AskingBristol Weekly Update – May 1st, 2023
As we roll into the summer months, it is a great time to take stock of recent developments at AskingBristol and in the wider Third Sector community. The final week of April 2023 saw us publishing stories on various interactions within Bristol’s voluntary sector – these namely being our work with Bristol Curry Club.
The Curry Club initiative epitomizes the breadth and willingness of giving potential and community engagement we believe exists widespread in the Southwest, with several Bangladeshi restaurants coming together to raise funds with a shared objective in mind – the provision of equipment to help young people thrive in sporting activity.

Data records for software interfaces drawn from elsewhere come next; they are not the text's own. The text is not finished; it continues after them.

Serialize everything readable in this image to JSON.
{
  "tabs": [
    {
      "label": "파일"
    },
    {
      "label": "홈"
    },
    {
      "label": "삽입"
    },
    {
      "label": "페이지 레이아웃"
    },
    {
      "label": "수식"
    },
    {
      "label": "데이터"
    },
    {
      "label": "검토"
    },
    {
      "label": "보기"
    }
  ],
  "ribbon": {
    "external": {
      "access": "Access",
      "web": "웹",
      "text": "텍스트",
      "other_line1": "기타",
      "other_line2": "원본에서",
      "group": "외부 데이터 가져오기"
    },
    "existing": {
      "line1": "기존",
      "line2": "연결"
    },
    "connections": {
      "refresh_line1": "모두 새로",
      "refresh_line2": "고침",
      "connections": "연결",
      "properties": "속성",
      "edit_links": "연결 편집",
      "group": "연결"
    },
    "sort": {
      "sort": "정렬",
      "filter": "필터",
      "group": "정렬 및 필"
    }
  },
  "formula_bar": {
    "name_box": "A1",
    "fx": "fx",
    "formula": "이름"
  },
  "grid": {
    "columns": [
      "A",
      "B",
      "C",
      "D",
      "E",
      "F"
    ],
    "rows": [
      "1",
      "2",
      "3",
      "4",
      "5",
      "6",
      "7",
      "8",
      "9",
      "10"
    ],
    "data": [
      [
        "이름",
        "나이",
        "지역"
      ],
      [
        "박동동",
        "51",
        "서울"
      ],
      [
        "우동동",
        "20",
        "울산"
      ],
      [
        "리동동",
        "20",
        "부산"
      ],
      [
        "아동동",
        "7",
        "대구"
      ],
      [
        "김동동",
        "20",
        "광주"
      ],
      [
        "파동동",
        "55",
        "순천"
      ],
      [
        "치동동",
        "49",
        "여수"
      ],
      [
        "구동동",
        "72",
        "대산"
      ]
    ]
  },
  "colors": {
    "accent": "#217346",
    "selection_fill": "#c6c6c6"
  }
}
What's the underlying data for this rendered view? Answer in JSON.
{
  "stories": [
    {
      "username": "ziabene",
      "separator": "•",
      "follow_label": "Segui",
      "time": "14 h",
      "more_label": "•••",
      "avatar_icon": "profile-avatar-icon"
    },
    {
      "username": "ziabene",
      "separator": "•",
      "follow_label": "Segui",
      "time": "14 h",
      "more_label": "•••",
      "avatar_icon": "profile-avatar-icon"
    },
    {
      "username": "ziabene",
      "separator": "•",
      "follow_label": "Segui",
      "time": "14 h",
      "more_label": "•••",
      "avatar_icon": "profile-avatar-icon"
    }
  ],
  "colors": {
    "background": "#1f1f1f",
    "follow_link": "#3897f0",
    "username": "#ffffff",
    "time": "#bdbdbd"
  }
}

Reflecting on the Curry Club stories, we can see the extent to which MultiVarious Giving initiatives can have significant social impacts for voluntary groups. ConfiDANCE, St Aldheim’s Girls Football, and Barton Hill Amateur Boxing Club are located in different areas of the City (with differing focuses) yet all received some form of support during this initiative. What strikes us is the ability of our model to connect groups (givers or askers) with seemingly no theoretical relation and no previous interactions with one another. One can consider this a small example in which the SuperConnectivity of Bristol is raised and complexified to a more fruitful HyperConnectivity.
…in something of a preliminary step to “talent and opportunity” sits the notion that “confidence breeds competence.”
It is worth bearing in mind an important phrase that has increasingly been circulating the Third Sector recently… that is, that “talent is everywhere, but opportunity is not.”
Maximising the potential of young people in Greater Bristol is something that we can all agree is of great priority. This is something the Third Sector has arguably miscalculated in regards to its methodology. The ‘bottom-up’ approach, as championed by the AskingBristol model, empowers askers to tell the givers of the voluntary community what they need, as opposed to being handed ‘one-size-fits-all’, blanket solutions which [invariably] neglect the genuine needs of askers. And running somewhat parallel to this lies the concept of providing young people with the confidence to pursue their potential. One can argue that before ‘talent’ can reach opportunity, ‘talent’ must be given the confidence to realise and develop such talent. So, in something of a preliminary step to “talent and opportunity” sits the notion that “confidence breeds competence”.
This notion represents a shifting tide in the attitude of the voluntary sector in acknowledging the need to better develop the environments in which young people gain their confidence – whether they are seeking meaningful/lasting employment, to enrich themselves with transferable skills, or to manifest their potential into that which benefits themselves and the organizations of the City. And, as such, we extend our sincere gratitude towards [and welcome] initiatives such as the Bristol Curry Club’s scheme to help young sporting talent across Bristol.
The University of Bristol Law School
…our academic institutions can play a key role in furthering both the research and practical connectivity of the AskingBristol model.
Barton Hill Amateur Boxing Club
…just one example of an organization helping Bristol’s young sporting talent build confidence in their skills.
As we turn our attention towards summer, academic institutions nationwide are preparing themselves for the ensuing demands of examinations and assessments. This busy time of year can often be a reminder of the intriguing research undertaken by such institutions. AskingBristol was recently the focus of a publication in the International Journal of Sociology and Social Politics authored by Prof. Martin Parker, James Brown, and Hannah Jusu-Sheriff (University of Bristol). It is exciting to see academic circles take a keen interest into the considerations raised by the AskingBristol model and how such a model has the potential to instigate deeper change to the benefit of askers and givers across the region. We view milestones such as this as a reiteration that the ‘bottom-up’ approach offers value to the Third Sector in a time where providing support for local communities is paramount.
Sohail Ali, Editor